Her Suitcase (written yesterday)

Me and my siblings sorting through Mom's things before the funeral

None of this makes sense...trying to rescue her from among the filth. Her helmet, her make up, her sobriety chip, her grocery list. None of the clothes smell like her. Everything worth saving fits in one carry-on suitcase. Is this all that's left of her life?

 - from my journal after collecting her belongings-

And so it happened that everything in that suitcase became a representation of her. A symbol of my loss. A reminder of her suicide. For the last year I let a simple piece of luggage become a tomb of sorts. Stuffed full of anything I had thought to grab from her hotel room that night, it was a chaotic jumble of painful memories that haunted my closet.

Like my thoughts and feelings, her suitcase is more organized than it was last year. I can go through it without falling into the darkest of pits - though many things do still bring me to tears.

Today, on the anniversary of her passing, I looked through those few belongings again and had a number of different reactions:

I felt grateful to her for writing my birth story.

I felt angry as I witnessed her last writings disentigrate into meaningless babble. So angry that mental illness took her from me.

I felt incredibly sad to read the list of things she wanted for her life - an ambitious list written just weeks before her death.

I felt loved and absolutely torn apart to read the wishes my 16 year old mother wrote for my own life. She wished for me a life of love and abundance. She said that she enjoyed carrying me for nine months and that she would enjoy loving me for the rest of my life.

Those words stuck in my gut today.

Today I decided to move my baby book from her suitcase into my own hope chest. Decided to work some of the clothing items she had purchased for the girls into their rotation. Decided to throw away some of her well meaning gifts that I knew we would never use. I snuggled her girlhood bunny and listened to her voice in a book she recorded for Eleanor.

Today I hugged a suitcase and wailed against the heavens that there wasn't more of her left for me.

Today I stood up to that shrine and began to take it apart.

Just like this grief, her life, and her death - I'm learning to unpack it a bit at a time. I'm learning how to work pieces of it into my life instead of keeping it sealed in the closet forever.

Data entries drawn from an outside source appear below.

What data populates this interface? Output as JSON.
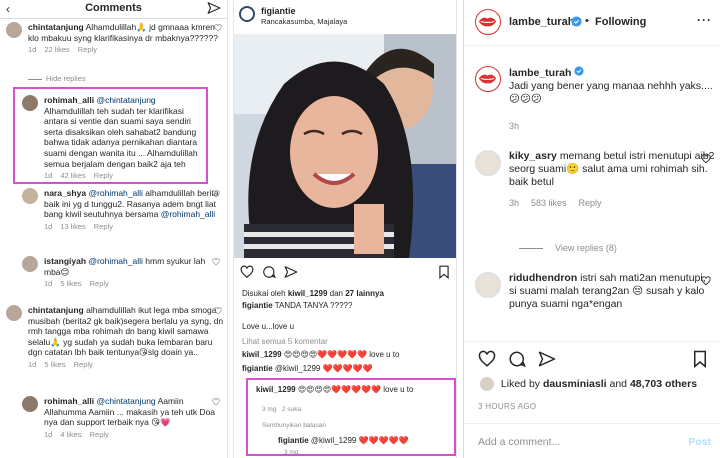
{
  "panel_comments": {
    "title": "Comments",
    "hide_replies": "Hide replies",
    "comments": [
      {
        "user": "chintatanjung",
        "text": "Alhamdulillah🙏 jd gmnaaa kmren klo mbakuu syng klarifikasinya dr mbaknya??????",
        "time": "1d",
        "likes": "22 likes",
        "reply": "Reply"
      },
      {
        "user": "rohimah_alli",
        "mention": "@chintatanjung",
        "text": "Alhamdulillah teh sudah ter klarifikasi antara si ventie dan suami saya sendiri serta disaksikan oleh sahabat2 bandung bahwa tidak adanya pernikahan diantara suami dengan wanita itu ... Alhamdulillah semua berjalam dengan baik2 aja teh",
        "time": "1d",
        "likes": "42 likes",
        "reply": "Reply"
      },
      {
        "user": "nara_shya",
        "mention": "@rohimah_alli",
        "text": "alhamdulillah berita baik ini yg d tunggu2. Rasanya adem bngt liat bang kiwil seutuhnya bersama",
        "mention2": "@rohimah_alli",
        "time": "1d",
        "likes": "13 likes",
        "reply": "Reply"
      },
      {
        "user": "istangiyah",
        "mention": "@rohimah_alli",
        "text": "hmm syukur lah mba😊",
        "time": "1d",
        "likes": "5 likes",
        "reply": "Reply"
      },
      {
        "user": "chintatanjung",
        "text": "alhamdulillah ikut lega mba smoga musibah (berita2 gk baik)segera berlalu ya syng, dn rmh tangga mba rohimah dn bang kiwil samawa selalu🙏 yg sudah ya sudah buka lembaran baru dgn catatan lbh baik tentunya😘slg doain ya..",
        "time": "1d",
        "likes": "5 likes",
        "reply": "Reply"
      },
      {
        "user": "rohimah_alli",
        "mention": "@chintatanjung",
        "text": "Aamiin Allahumma Aamiin ... makasih ya teh utk Doa nya dan support terbaik nya 😘💗",
        "time": "1d",
        "likes": "4 likes",
        "reply": "Reply"
      }
    ]
  },
  "panel_post": {
    "user": "figiantie",
    "location": "Rancakasumba, Majalaya",
    "liked_prefix": "Disukai oleh",
    "liked_user": "kiwil_1299",
    "liked_and": "dan",
    "liked_count": "27 lainnya",
    "caption_user": "figiantie",
    "caption": "TANDA TANYA ?????",
    "caption2": "Love u...love u",
    "view_comments": "Lihat semua 5 komentar",
    "c1_user": "kiwil_1299",
    "c1_text": "😍😍😍😍❤️❤️❤️❤️❤️ love u to",
    "c2_user": "figiantie",
    "c2_text": "@kiwil_1299 ❤️❤️❤️❤️❤️",
    "reply1_user": "kiwil_1299",
    "reply1_text": "😍😍😍😍❤️❤️❤️❤️❤️ love u to",
    "reply1_time": "3 mg",
    "reply1_likes": "2 suka",
    "hide_label": "Sembunyikan balasan",
    "reply2_user": "figiantie",
    "reply2_text": "@kiwil_1299 ❤️❤️❤️❤️❤️",
    "reply2_time": "3 mg"
  },
  "panel_desktop": {
    "user": "lambe_turah",
    "follow_dot": "•",
    "following": "Following",
    "caption_user": "lambe_turah",
    "caption": "Jadi yang bener yang manaa nehhh yaks.... 😕😕😕",
    "caption_time": "3h",
    "comments": [
      {
        "user": "kiky_asry",
        "text": "memang betul istri menutupi aib2 seorg suami🙂 salut ama umi rohimah sih. baik betul",
        "time": "3h",
        "likes": "583 likes",
        "reply": "Reply"
      },
      {
        "user": "ridudhendron",
        "text": "istri sah mati2an menutupi, si suami malah terang2an 😔 susah y kalo punya suami nga*engan"
      }
    ],
    "view_replies": "View replies (8)",
    "liked_by": "Liked by",
    "liked_user": "dausminiasli",
    "liked_and": "and",
    "liked_count": "48,703 others",
    "time_ago": "3 HOURS AGO",
    "add_comment_placeholder": "Add a comment...",
    "post_label": "Post"
  },
  "colors": {
    "highlight": "#d64fcf",
    "link": "#00376b",
    "heart_red": "#ed4956",
    "verified": "#3897f0"
  }
}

Today I am grateful that I don't hate that suitcase as fiercely as I did one year ago.
I'm grateful to feel my heart healing, in the tiniest and most significant ways.
And that's what I thought about today.

April 1, 2013

Thinking Back

Tonight I am remembering where I was a year ago.
(And the thoughts are not easily expressed, but here they are anyway)

Ft. Tryon was awakening to spring with cheerful daffodils and the tiniest buds on the trees. Ellie collected eggs in my purse and greeted the Easter Bunny with gusto. I held our new daughter on my chest while our slightly older one hid under the table and opened her eggs in secret, eager for the candy inside. We were on an outing as a family of four - celebrating with friends and neighbors the newness of spring and the upcoming Easter holiday. Feeling good just to be together.

I look at the girl in these photos - a mother of two, yes, but still just a girl of 25. I see her and think, "She was so happy. And tired. And blissfully unaware of what was about to happen."  

Is that why it happened? Because I let my guard down? Because I was enjoying my life? Should I have known that innocence like that can never last?

Of course not. But those are the questions I have when I see these photos.

Worn out from my newborn baby, I hadn't yet known the exhaustion of grief.

Still changing and adjusting to our new life, about to be knocked to the ground with the hardest news.

I've looked at these pictures a lot in the last year. There I was, the day before my world came crashing down.
 Those beautiful cheeks, that cheesy grin - the moment I took this photograph I thought of my mom, knew how much she would love it when I sent it to her.
My heart was so full on this day. And the next day it was broken. These photos still leave me with a strange mix of emotions: A longing for the days before pain was visible in my eyes, sadness for the girl who doesn't know what is to come, anger for the babes that would witness their mother's consuming grief. There is also a sense of wisdom and peace. A feeling that I am so far removed from the girl in these photos. So changed. And that isn't such a bad thing. Growth means change.

Tomorrow marks a year since Mom died.

I've had a year to live this new version of my life. I've had one year to think about the effects that her life and death have had on me. At this point in the journey I think I will pause and try to write a bit about what it all has meant to me thus far. Not to memorialize her, per se, but to check in with where I am. To write a bit about the things I've been avoiding writing about for the last months. To try to organize some of my thoughts - while understanding that none of them are finished. The emotions are still shifting and probably always will.

One year is not the end of my journey, but it does seem a good time to look back and reflect.